A few hours ago, the Sentinel-2B satellite of the Copernicus / GMES program, blasted off from the Kourou base, French Guiana, on a Vega rocket. Shortly after, the spacecraft regularly separated from the rocket’s last stage and started sending signals. A few hours later it started deploying its solar panels.
The program originally called Global Monitoring for Environment and Security (GMES) and later Copernicus is intended to create an autonomous system of territorial control through a constellation of satellites that have different functions. The first Sentinel satellite was launched in April 2014 to open a new era in Earth observations from space.

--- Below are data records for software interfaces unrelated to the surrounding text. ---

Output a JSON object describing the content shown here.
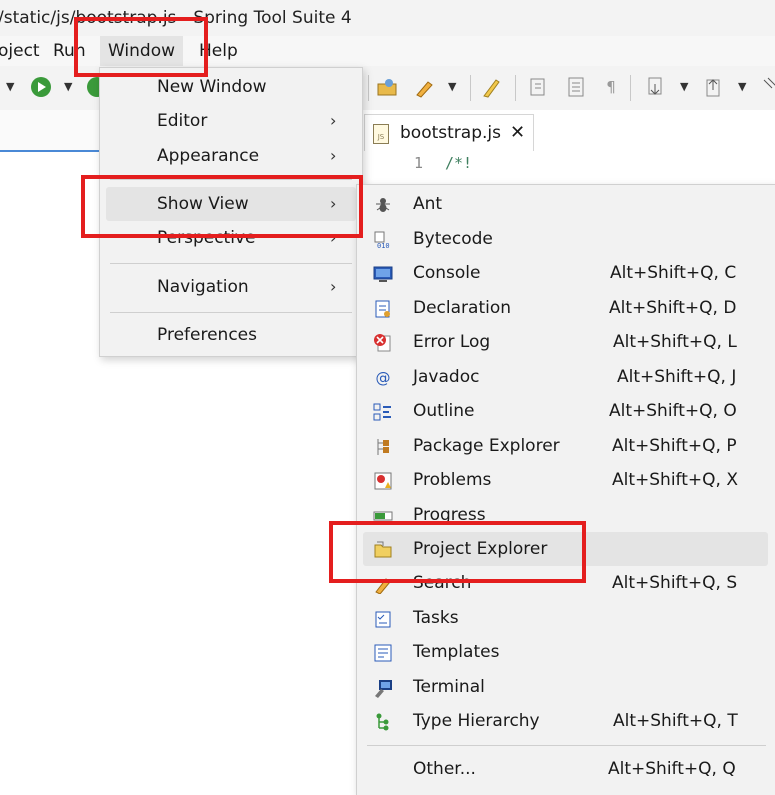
{
  "window_title": "/static/js/bootstrap.js - Spring Tool Suite 4",
  "menubar": {
    "items": [
      "oject",
      "Run",
      "Window",
      "Help"
    ]
  },
  "editor": {
    "tab_label": "bootstrap.js",
    "file_icon_text": "JS",
    "line_numbers": [
      "1"
    ],
    "lines": [
      "/*!"
    ]
  },
  "window_menu": {
    "items": [
      {
        "label": "New Window",
        "submenu": false
      },
      {
        "label": "Editor",
        "submenu": true
      },
      {
        "label": "Appearance",
        "submenu": true
      },
      {
        "label": "Show View",
        "submenu": true,
        "highlighted": true
      },
      {
        "label": "Perspective",
        "submenu": true
      },
      {
        "label": "Navigation",
        "submenu": true
      },
      {
        "label": "Preferences",
        "submenu": false
      }
    ],
    "arrow": "›"
  },
  "show_view_menu": {
    "items": [
      {
        "label": "Ant",
        "shortcut": "",
        "icon": "ant-icon"
      },
      {
        "label": "Bytecode",
        "shortcut": "",
        "icon": "bytecode-icon"
      },
      {
        "label": "Console",
        "shortcut": "Alt+Shift+Q, C",
        "icon": "console-icon"
      },
      {
        "label": "Declaration",
        "shortcut": "Alt+Shift+Q, D",
        "icon": "declaration-icon"
      },
      {
        "label": "Error Log",
        "shortcut": "Alt+Shift+Q, L",
        "icon": "error-log-icon"
      },
      {
        "label": "Javadoc",
        "shortcut": "Alt+Shift+Q, J",
        "icon": "javadoc-icon"
      },
      {
        "label": "Outline",
        "shortcut": "Alt+Shift+Q, O",
        "icon": "outline-icon"
      },
      {
        "label": "Package Explorer",
        "shortcut": "Alt+Shift+Q, P",
        "icon": "package-explorer-icon"
      },
      {
        "label": "Problems",
        "shortcut": "Alt+Shift+Q, X",
        "icon": "problems-icon"
      },
      {
        "label": "Progress",
        "shortcut": "",
        "icon": "progress-icon"
      },
      {
        "label": "Project Explorer",
        "shortcut": "",
        "icon": "project-explorer-icon",
        "highlighted": true
      },
      {
        "label": "Search",
        "shortcut": "Alt+Shift+Q, S",
        "icon": "search-icon"
      },
      {
        "label": "Tasks",
        "shortcut": "",
        "icon": "tasks-icon"
      },
      {
        "label": "Templates",
        "shortcut": "",
        "icon": "templates-icon"
      },
      {
        "label": "Terminal",
        "shortcut": "",
        "icon": "terminal-icon"
      },
      {
        "label": "Type Hierarchy",
        "shortcut": "Alt+Shift+Q, T",
        "icon": "type-hierarchy-icon"
      },
      {
        "label": "Other...",
        "shortcut": "Alt+Shift+Q, Q",
        "icon": ""
      }
    ]
  },
  "colors": {
    "annotation": "#e41e1e",
    "menu_bg": "#f2f2f2",
    "highlight": "#e4e4e4"
  }
}
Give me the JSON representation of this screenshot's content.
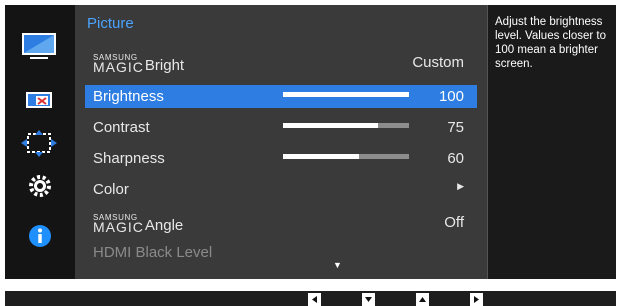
{
  "menu": {
    "title": "Picture",
    "items": [
      {
        "brand": "SAMSUNG",
        "magic": "MAGIC",
        "label": "Bright",
        "value": "Custom",
        "type": "value"
      },
      {
        "label": "Brightness",
        "value": "100",
        "level": 1.0,
        "type": "slider",
        "selected": true
      },
      {
        "label": "Contrast",
        "value": "75",
        "level": 0.75,
        "type": "slider"
      },
      {
        "label": "Sharpness",
        "value": "60",
        "level": 0.6,
        "type": "slider"
      },
      {
        "label": "Color",
        "type": "submenu"
      },
      {
        "brand": "SAMSUNG",
        "magic": "MAGIC",
        "label": "Angle",
        "value": "Off",
        "type": "value"
      },
      {
        "label": "HDMI Black Level",
        "type": "disabled"
      }
    ]
  },
  "help": {
    "text": "Adjust the brightness level. Values closer to 100 mean a brighter screen."
  },
  "sidebar": {
    "icons": [
      "picture-icon",
      "onscreen-display-icon",
      "position-size-icon",
      "setup-reset-icon",
      "information-icon"
    ],
    "info_color": "#1e90ff"
  },
  "buttons": [
    "left-button",
    "down-button",
    "up-button",
    "right-button"
  ],
  "colors": {
    "accent": "#2d7de2",
    "title": "#4aa3ff"
  }
}
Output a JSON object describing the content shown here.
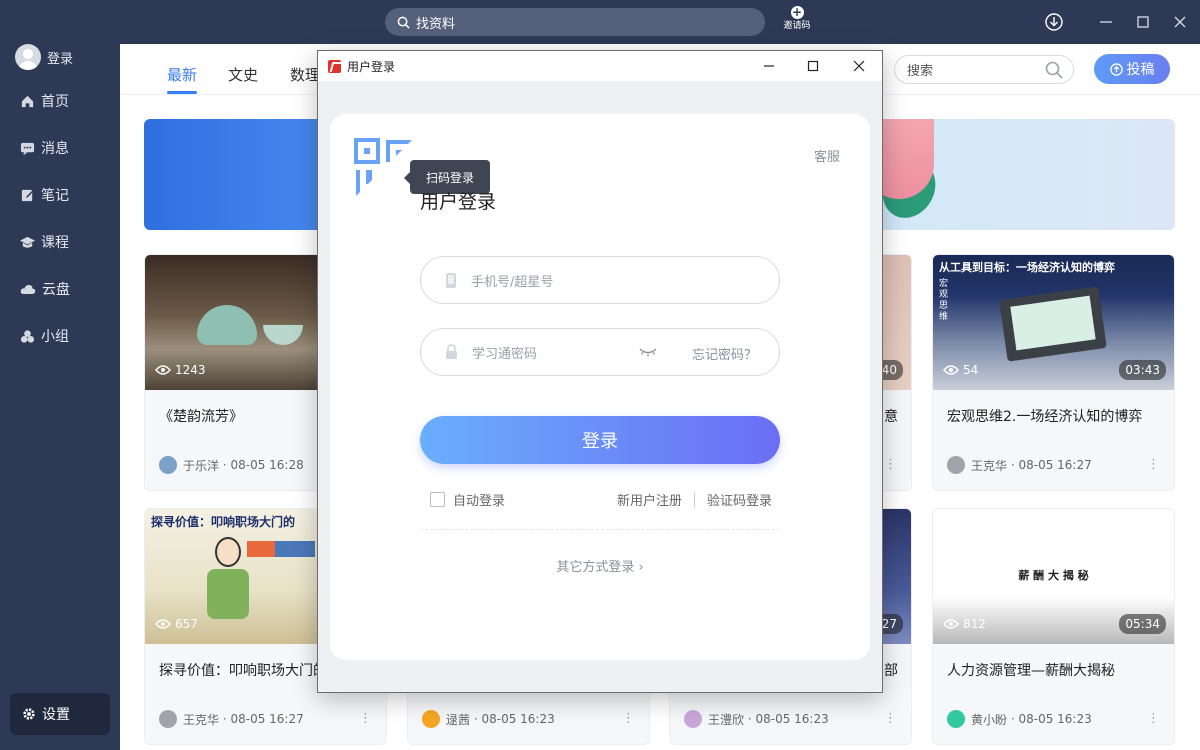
{
  "topbar": {
    "search_text": "找资料",
    "invite_label": "邀请码"
  },
  "sidebar": {
    "login_label": "登录",
    "items": [
      {
        "label": "首页",
        "icon": "home-icon"
      },
      {
        "label": "消息",
        "icon": "message-icon"
      },
      {
        "label": "笔记",
        "icon": "note-icon"
      },
      {
        "label": "课程",
        "icon": "course-icon"
      },
      {
        "label": "云盘",
        "icon": "cloud-icon"
      },
      {
        "label": "小组",
        "icon": "group-icon"
      }
    ],
    "settings_label": "设置"
  },
  "main": {
    "tabs": [
      {
        "label": "最新"
      },
      {
        "label": "文史"
      },
      {
        "label": "数理"
      }
    ],
    "search_placeholder": "搜索",
    "contribute_label": "投稿"
  },
  "cards": [
    {
      "title": "《楚韵流芳》",
      "views": "1243",
      "duration": "",
      "author": "于乐洋",
      "time": "08-05 16:28",
      "avatar_color": "#7da2c9"
    },
    {
      "title": "意",
      "views": "",
      "duration": "40",
      "author": "",
      "time": "",
      "avatar_color": ""
    },
    {
      "title": "宏观思维2.一场经济认知的博弈",
      "views": "54",
      "duration": "03:43",
      "author": "王克华",
      "time": "08-05 16:27",
      "avatar_color": "#a0a4aa"
    },
    {
      "title": "探寻价值：叩响职场大门的问",
      "views": "657",
      "duration": "",
      "author": "王克华",
      "time": "08-05 16:27",
      "avatar_color": "#a0a4aa"
    },
    {
      "title": "",
      "views": "",
      "duration": "",
      "author": "逯茜",
      "time": "08-05 16:23",
      "avatar_color": "#f5a623"
    },
    {
      "title": "部",
      "views": "",
      "duration": "27",
      "author": "王澧欣",
      "time": "08-05 16:23",
      "avatar_color": "#c9a7d9"
    },
    {
      "title": "人力资源管理—薪酬大揭秘",
      "views": "812",
      "duration": "05:34",
      "author": "黄小盼",
      "time": "08-05 16:23",
      "avatar_color": "#33c9a0"
    }
  ],
  "thumb_text": {
    "c3_banner": "从工具到目标：一场经济认知的博弈",
    "c3_side": "宏观思维",
    "c4_banner": "探寻价值：叩响职场大门的",
    "c7_banner": "薪 酬 大 揭 秘"
  },
  "dialog": {
    "title": "用户登录",
    "tooltip": "扫码登录",
    "service": "客服",
    "heading": "用户登录",
    "phone_placeholder": "手机号/超星号",
    "password_placeholder": "学习通密码",
    "forgot": "忘记密码？",
    "login_button": "登录",
    "auto_login": "自动登录",
    "register": "新用户注册",
    "code_login": "验证码登录",
    "other_login": "其它方式登录"
  }
}
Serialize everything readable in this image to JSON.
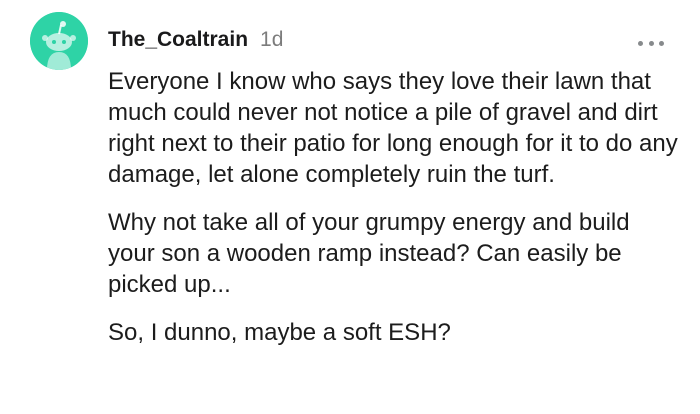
{
  "comment": {
    "username": "The_Coaltrain",
    "timestamp": "1d",
    "avatar_icon": "reddit-snoo-avatar",
    "avatar_color": "#2ed3a6",
    "more_icon": "more-options-icon",
    "paragraphs": [
      "Everyone I know who says they love their lawn that much could never not notice a pile of gravel and dirt right next to their patio for long enough for it to do any damage, let alone completely ruin the turf.",
      "Why not take all of your grumpy energy and build your son a wooden ramp instead? Can easily be picked up...",
      "So, I dunno, maybe a soft ESH?"
    ]
  }
}
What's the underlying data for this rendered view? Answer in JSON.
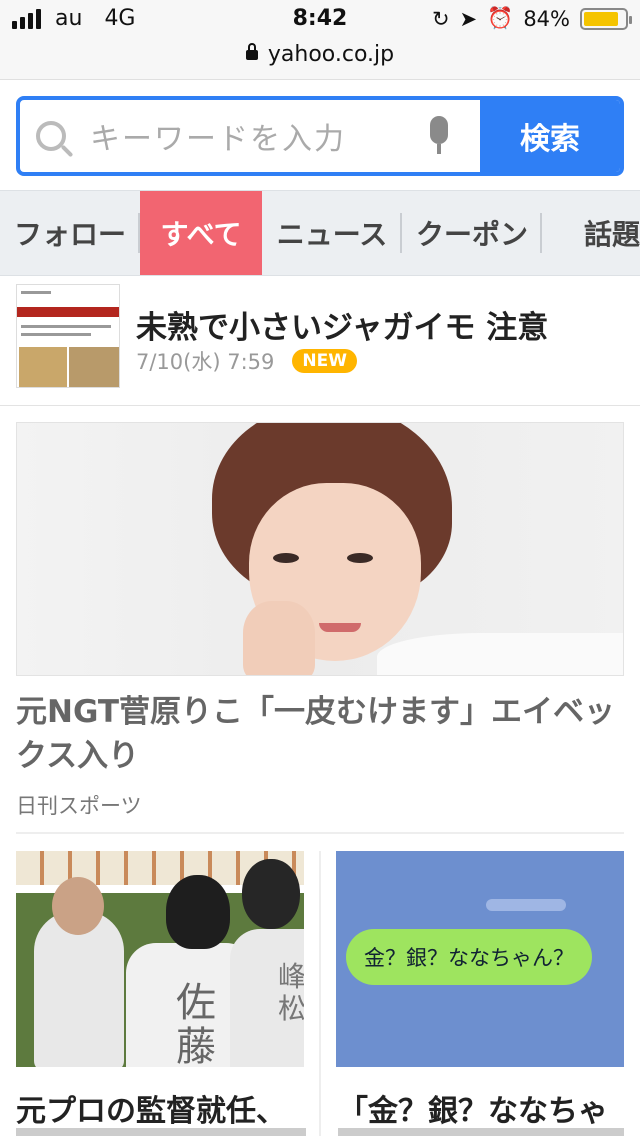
{
  "status_bar": {
    "carrier": "au",
    "network": "4G",
    "time": "8:42",
    "battery_percent_label": "84%",
    "battery_level": 0.84,
    "url": "yahoo.co.jp"
  },
  "search": {
    "placeholder": "キーワードを入力",
    "button_label": "検索"
  },
  "tabs": [
    {
      "label": "フォロー",
      "active": false
    },
    {
      "label": "すべて",
      "active": true
    },
    {
      "label": "ニュース",
      "active": false
    },
    {
      "label": "クーポン",
      "active": false
    },
    {
      "label": "話題",
      "active": false
    }
  ],
  "headline": {
    "title": "未熟で小さいジャガイモ 注意",
    "time": "7/10(水) 7:59",
    "badge": "NEW"
  },
  "feature": {
    "title": "元NGT菅原りこ「一皮むけます」エイベックス入り",
    "source": "日刊スポーツ"
  },
  "cards": [
    {
      "title": "元プロの監督就任、"
    },
    {
      "title": "「金？銀？ななちゃ",
      "bubble_text": "金？銀？ななちゃん？"
    }
  ],
  "colors": {
    "accent_blue": "#2f7ff5",
    "active_tab": "#f26571",
    "new_badge": "#ffb500"
  }
}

The Sentinel-2B satellite is equipped with a multispectral camera that captures images in 13 spectral bands ranging from visible light to short-wave infrareds. It has a 290 kilometers (180 miles) swath to provide a control of the territory at a very advanced level.
This work has been accomplished so far by the Sentinel-2A satellite, launched in June 2015. Its twin Sentinel-2B will be placed in the same orbit and the two of them will be on opposite sides of the Earth. Apart from their specific work, they will be used together with other satellites of the Copernicus program concerning issues such as climate change, the management of emergencies and environmental safety. The data they’ll gather can also be used in combination with other satellites.
The acquisition of images of the territory by the two Sentinel-2 satellites aims in particular to monitor vegetation, soil and water, which also means crops. The Sentinel-2A satellite has already improved the mapping of the territory to more accurately assess the breakdown of the various areas, from the use of land to forests but also of geophysical changes. When the work will be carried out by the two satellites together, the global coverage will be accomplished in five days.
After the test period, the Sentinel-2A satellite will begin its mission, which has an expected life of 7 years. Its orbit, which has an altitude of 786 kilometers (488 miles), is sun-synchronous, which means that it alwasy flies over a certain area of the Earth at the same local time.
Initially, the Sentinel-2B satellite was put into orbit that is 11 kilometers (almost 7 miles) lower to avoid collisions with its twin. Only when it reaches the correct position it will be possible to begin the sequence of maneuvers to move it to its final orbit.
Here’s a video of the Sentinel-2B satellite launch.